Problem to solve -
The reply should consist of every entry, repeated exactly.

Provided records -
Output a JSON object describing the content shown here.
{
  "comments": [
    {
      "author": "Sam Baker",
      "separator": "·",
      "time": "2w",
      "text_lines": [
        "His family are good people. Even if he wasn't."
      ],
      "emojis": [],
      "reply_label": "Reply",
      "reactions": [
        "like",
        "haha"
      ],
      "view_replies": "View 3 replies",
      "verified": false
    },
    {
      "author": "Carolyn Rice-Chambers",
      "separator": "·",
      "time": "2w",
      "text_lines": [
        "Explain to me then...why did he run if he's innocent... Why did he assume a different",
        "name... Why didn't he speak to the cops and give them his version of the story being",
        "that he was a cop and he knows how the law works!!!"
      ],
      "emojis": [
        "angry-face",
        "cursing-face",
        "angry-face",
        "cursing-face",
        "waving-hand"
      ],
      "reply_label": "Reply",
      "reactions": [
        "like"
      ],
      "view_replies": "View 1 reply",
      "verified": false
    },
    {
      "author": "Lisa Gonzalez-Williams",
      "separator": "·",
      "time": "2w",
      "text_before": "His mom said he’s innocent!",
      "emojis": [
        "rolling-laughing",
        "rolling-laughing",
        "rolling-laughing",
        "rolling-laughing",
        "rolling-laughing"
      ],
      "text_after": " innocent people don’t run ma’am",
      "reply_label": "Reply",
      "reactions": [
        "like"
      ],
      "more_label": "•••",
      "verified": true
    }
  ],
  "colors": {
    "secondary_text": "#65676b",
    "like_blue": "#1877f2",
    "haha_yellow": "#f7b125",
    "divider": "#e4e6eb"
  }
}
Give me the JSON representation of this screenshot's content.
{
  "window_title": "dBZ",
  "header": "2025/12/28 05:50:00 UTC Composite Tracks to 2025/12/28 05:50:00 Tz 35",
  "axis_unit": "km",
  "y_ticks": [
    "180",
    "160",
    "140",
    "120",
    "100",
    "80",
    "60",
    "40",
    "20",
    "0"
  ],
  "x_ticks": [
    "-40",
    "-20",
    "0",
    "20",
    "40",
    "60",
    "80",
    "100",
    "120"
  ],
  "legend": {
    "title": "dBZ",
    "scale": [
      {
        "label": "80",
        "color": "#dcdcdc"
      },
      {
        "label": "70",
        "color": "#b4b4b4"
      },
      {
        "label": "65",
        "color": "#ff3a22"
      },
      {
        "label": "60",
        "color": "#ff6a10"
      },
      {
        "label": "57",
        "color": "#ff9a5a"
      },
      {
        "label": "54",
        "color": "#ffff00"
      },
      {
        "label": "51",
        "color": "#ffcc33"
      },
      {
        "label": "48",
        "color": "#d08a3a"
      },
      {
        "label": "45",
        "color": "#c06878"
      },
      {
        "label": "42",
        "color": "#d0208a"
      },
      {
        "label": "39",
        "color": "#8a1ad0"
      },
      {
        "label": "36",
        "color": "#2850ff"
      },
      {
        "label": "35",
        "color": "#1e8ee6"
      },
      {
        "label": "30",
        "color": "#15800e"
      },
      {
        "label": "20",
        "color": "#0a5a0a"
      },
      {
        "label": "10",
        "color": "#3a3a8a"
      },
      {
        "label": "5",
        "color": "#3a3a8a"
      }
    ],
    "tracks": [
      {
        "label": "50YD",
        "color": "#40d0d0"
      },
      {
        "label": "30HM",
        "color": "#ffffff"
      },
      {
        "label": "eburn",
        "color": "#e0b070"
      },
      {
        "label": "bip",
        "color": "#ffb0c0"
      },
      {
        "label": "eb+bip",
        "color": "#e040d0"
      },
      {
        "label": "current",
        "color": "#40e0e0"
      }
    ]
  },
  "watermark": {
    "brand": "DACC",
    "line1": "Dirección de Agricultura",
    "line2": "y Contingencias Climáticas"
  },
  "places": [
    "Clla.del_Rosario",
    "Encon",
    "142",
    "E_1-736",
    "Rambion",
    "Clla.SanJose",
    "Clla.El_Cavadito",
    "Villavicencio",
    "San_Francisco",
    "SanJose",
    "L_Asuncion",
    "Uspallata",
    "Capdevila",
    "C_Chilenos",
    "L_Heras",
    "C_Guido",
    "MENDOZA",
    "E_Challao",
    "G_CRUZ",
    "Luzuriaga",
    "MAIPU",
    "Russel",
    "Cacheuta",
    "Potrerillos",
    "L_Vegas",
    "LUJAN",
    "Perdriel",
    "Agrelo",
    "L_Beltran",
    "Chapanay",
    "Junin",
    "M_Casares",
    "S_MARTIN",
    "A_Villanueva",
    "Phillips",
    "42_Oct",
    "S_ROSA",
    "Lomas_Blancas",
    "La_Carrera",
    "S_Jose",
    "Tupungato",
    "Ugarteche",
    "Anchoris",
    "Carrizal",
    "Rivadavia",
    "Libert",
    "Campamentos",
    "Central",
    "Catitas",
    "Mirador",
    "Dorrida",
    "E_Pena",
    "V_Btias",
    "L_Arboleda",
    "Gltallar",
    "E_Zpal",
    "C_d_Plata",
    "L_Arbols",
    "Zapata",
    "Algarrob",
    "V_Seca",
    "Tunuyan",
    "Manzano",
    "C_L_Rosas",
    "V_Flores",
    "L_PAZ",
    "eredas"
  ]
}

Answer to the exercise -
Output a JSON object describing the content shown here.
{
  "comments": [
    {
      "author": "Sam Baker",
      "separator": "·",
      "time": "2w",
      "text_lines": [
        "His family are good people. Even if he wasn't."
      ],
      "emojis": [],
      "reply_label": "Reply",
      "reactions": [
        "like",
        "haha"
      ],
      "view_replies": "View 3 replies",
      "verified": false
    },
    {
      "author": "Carolyn Rice-Chambers",
      "separator": "·",
      "time": "2w",
      "text_lines": [
        "Explain to me then...why did he run if he's innocent... Why did he assume a different",
        "name... Why didn't he speak to the cops and give them his version of the story being",
        "that he was a cop and he knows how the law works!!!"
      ],
      "emojis": [
        "angry-face",
        "cursing-face",
        "angry-face",
        "cursing-face",
        "waving-hand"
      ],
      "reply_label": "Reply",
      "reactions": [
        "like"
      ],
      "view_replies": "View 1 reply",
      "verified": false
    },
    {
      "author": "Lisa Gonzalez-Williams",
      "separator": "·",
      "time": "2w",
      "text_before": "His mom said he’s innocent!",
      "emojis": [
        "rolling-laughing",
        "rolling-laughing",
        "rolling-laughing",
        "rolling-laughing",
        "rolling-laughing"
      ],
      "text_after": " innocent people don’t run ma’am",
      "reply_label": "Reply",
      "reactions": [
        "like"
      ],
      "more_label": "•••",
      "verified": true
    }
  ],
  "colors": {
    "secondary_text": "#65676b",
    "like_blue": "#1877f2",
    "haha_yellow": "#f7b125",
    "divider": "#e4e6eb"
  }
}
Give me the JSON representation of this screenshot's content.
{
  "window_title": "dBZ",
  "header": "2025/12/28 05:50:00 UTC Composite Tracks to 2025/12/28 05:50:00 Tz 35",
  "axis_unit": "km",
  "y_ticks": [
    "180",
    "160",
    "140",
    "120",
    "100",
    "80",
    "60",
    "40",
    "20",
    "0"
  ],
  "x_ticks": [
    "-40",
    "-20",
    "0",
    "20",
    "40",
    "60",
    "80",
    "100",
    "120"
  ],
  "legend": {
    "title": "dBZ",
    "scale": [
      {
        "label": "80",
        "color": "#dcdcdc"
      },
      {
        "label": "70",
        "color": "#b4b4b4"
      },
      {
        "label": "65",
        "color": "#ff3a22"
      },
      {
        "label": "60",
        "color": "#ff6a10"
      },
      {
        "label": "57",
        "color": "#ff9a5a"
      },
      {
        "label": "54",
        "color": "#ffff00"
      },
      {
        "label": "51",
        "color": "#ffcc33"
      },
      {
        "label": "48",
        "color": "#d08a3a"
      },
      {
        "label": "45",
        "color": "#c06878"
      },
      {
        "label": "42",
        "color": "#d0208a"
      },
      {
        "label": "39",
        "color": "#8a1ad0"
      },
      {
        "label": "36",
        "color": "#2850ff"
      },
      {
        "label": "35",
        "color": "#1e8ee6"
      },
      {
        "label": "30",
        "color": "#15800e"
      },
      {
        "label": "20",
        "color": "#0a5a0a"
      },
      {
        "label": "10",
        "color": "#3a3a8a"
      },
      {
        "label": "5",
        "color": "#3a3a8a"
      }
    ],
    "tracks": [
      {
        "label": "50YD",
        "color": "#40d0d0"
      },
      {
        "label": "30HM",
        "color": "#ffffff"
      },
      {
        "label": "eburn",
        "color": "#e0b070"
      },
      {
        "label": "bip",
        "color": "#ffb0c0"
      },
      {
        "label": "eb+bip",
        "color": "#e040d0"
      },
      {
        "label": "current",
        "color": "#40e0e0"
      }
    ]
  },
  "watermark": {
    "brand": "DACC",
    "line1": "Dirección de Agricultura",
    "line2": "y Contingencias Climáticas"
  },
  "places": [
    "Clla.del_Rosario",
    "Encon",
    "142",
    "E_1-736",
    "Rambion",
    "Clla.SanJose",
    "Clla.El_Cavadito",
    "Villavicencio",
    "San_Francisco",
    "SanJose",
    "L_Asuncion",
    "Uspallata",
    "Capdevila",
    "C_Chilenos",
    "L_Heras",
    "C_Guido",
    "MENDOZA",
    "E_Challao",
    "G_CRUZ",
    "Luzuriaga",
    "MAIPU",
    "Russel",
    "Cacheuta",
    "Potrerillos",
    "L_Vegas",
    "LUJAN",
    "Perdriel",
    "Agrelo",
    "L_Beltran",
    "Chapanay",
    "Junin",
    "M_Casares",
    "S_MARTIN",
    "A_Villanueva",
    "Phillips",
    "42_Oct",
    "S_ROSA",
    "Lomas_Blancas",
    "La_Carrera",
    "S_Jose",
    "Tupungato",
    "Ugarteche",
    "Anchoris",
    "Carrizal",
    "Rivadavia",
    "Libert",
    "Campamentos",
    "Central",
    "Catitas",
    "Mirador",
    "Dorrida",
    "E_Pena",
    "V_Btias",
    "L_Arboleda",
    "Gltallar",
    "E_Zpal",
    "C_d_Plata",
    "L_Arbols",
    "Zapata",
    "Algarrob",
    "V_Seca",
    "Tunuyan",
    "Manzano",
    "C_L_Rosas",
    "V_Flores",
    "L_PAZ",
    "eredas"
  ]
}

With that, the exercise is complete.